  • audits are based on the quality manager’s checklist, while
  • assessments are based on formal standards and reference models.
While still imperfect, that kind of definition leaves less space for rhetorical argument, and the simplicity of it appears hard to top. Note that having a (possibly comprehensive) checklist does not necessarily suffice. The intention, stylistic aspects, internal policies, and other numerous characteristics determine the effectiveness of any checklist. Also, standards like Automotive SPICE or any other given standard, like CMMI or functional safety standard ISO 26262, are naturally subject to interpretation and – even worse – corporate politics. The most important aspect of them all is the quality manager’s professional skill and experience. Otherwise, as a popular proverb goes: “A fool with a tool is still a fool,” which is often accredited to the renowned computer scientist Grody Booch and can be applied to any standard or checklist.
Let’s start a conversation on LinkedIn or X.com (formerly Twitter).
United Mentors GmbH | Website | + posts

I am a project manager (Project Manager Professional, PMP), a Project Coach, a management consultant, and a book author. I have worked in the software industry since 1992 and as a manager consultant since 1998. Please visit my United Mentors home page for more details. Contact me on LinkedIn for direct feedback on my articles.

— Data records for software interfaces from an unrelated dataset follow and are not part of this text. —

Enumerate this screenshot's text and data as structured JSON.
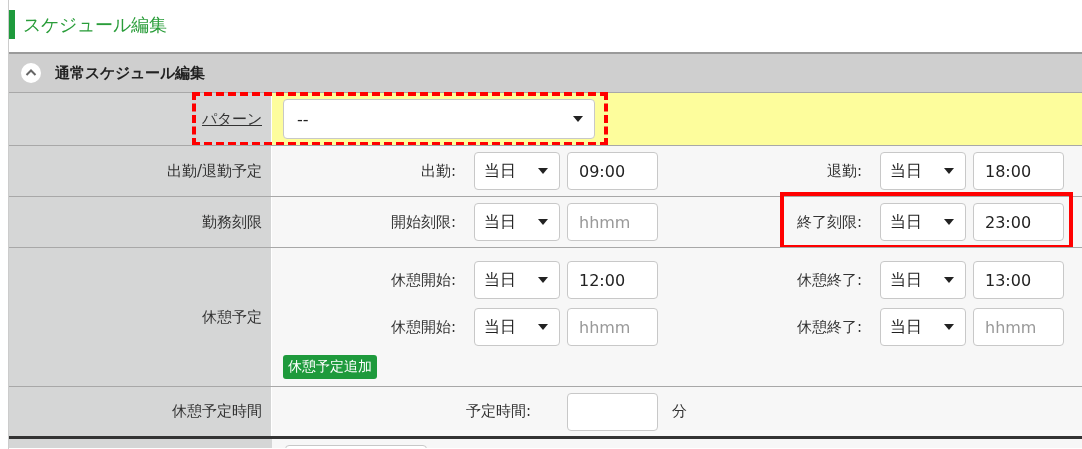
{
  "page_title": "スケジュール編集",
  "section": {
    "title": "通常スケジュール編集",
    "expanded": true
  },
  "rows": [
    {
      "kind": "pattern",
      "label": "パターン",
      "select": "--",
      "highlighted": true
    },
    {
      "kind": "pairs",
      "label": "出勤/退勤予定",
      "lines": [
        [
          {
            "label": "出勤:",
            "day": "当日",
            "time": {
              "value": "09:00"
            }
          },
          {
            "label": "退勤:",
            "day": "当日",
            "time": {
              "value": "18:00"
            }
          }
        ]
      ]
    },
    {
      "kind": "pairs",
      "label": "勤務刻限",
      "lines": [
        [
          {
            "label": "開始刻限:",
            "day": "当日",
            "time": {
              "placeholder": "hhmm"
            }
          },
          {
            "label": "終了刻限:",
            "day": "当日",
            "time": {
              "value": "23:00"
            },
            "highlighted": true
          }
        ]
      ]
    },
    {
      "kind": "pairs",
      "label": "休憩予定",
      "lines": [
        [
          {
            "label": "休憩開始:",
            "day": "当日",
            "time": {
              "value": "12:00"
            }
          },
          {
            "label": "休憩終了:",
            "day": "当日",
            "time": {
              "value": "13:00"
            }
          }
        ],
        [
          {
            "label": "休憩開始:",
            "day": "当日",
            "time": {
              "placeholder": "hhmm"
            }
          },
          {
            "label": "休憩終了:",
            "day": "当日",
            "time": {
              "placeholder": "hhmm"
            }
          }
        ]
      ],
      "add_button": "休憩予定追加"
    },
    {
      "kind": "duration",
      "label": "休憩予定時間",
      "field_label": "予定時間:",
      "unit": "分"
    }
  ]
}
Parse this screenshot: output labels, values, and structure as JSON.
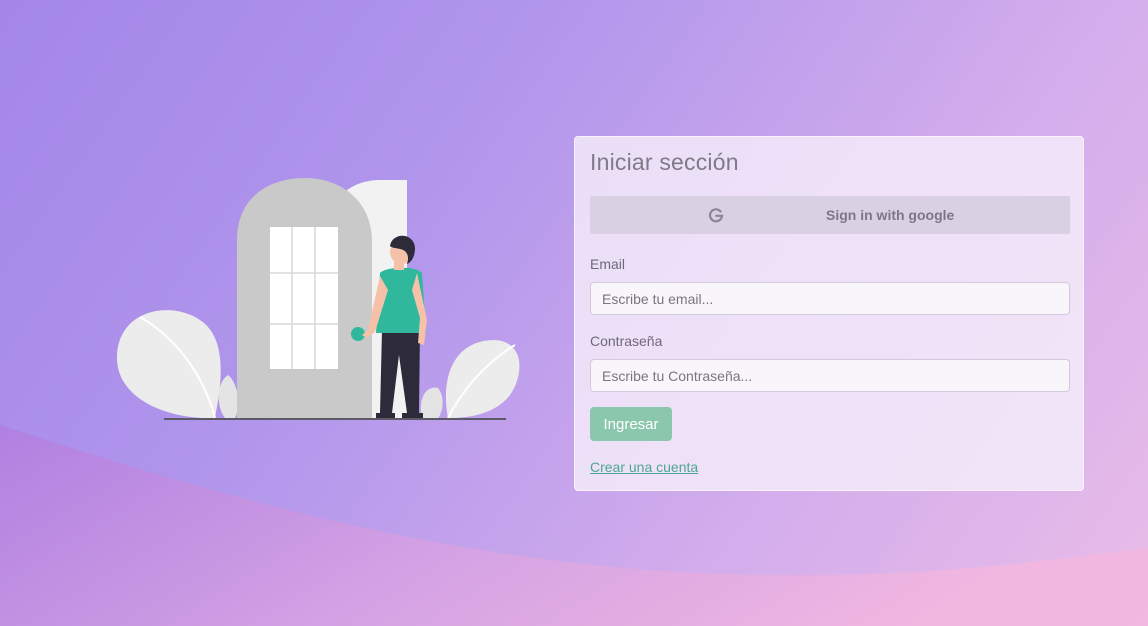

Be the first to comment

Leave a Reply

Your email address will not be published.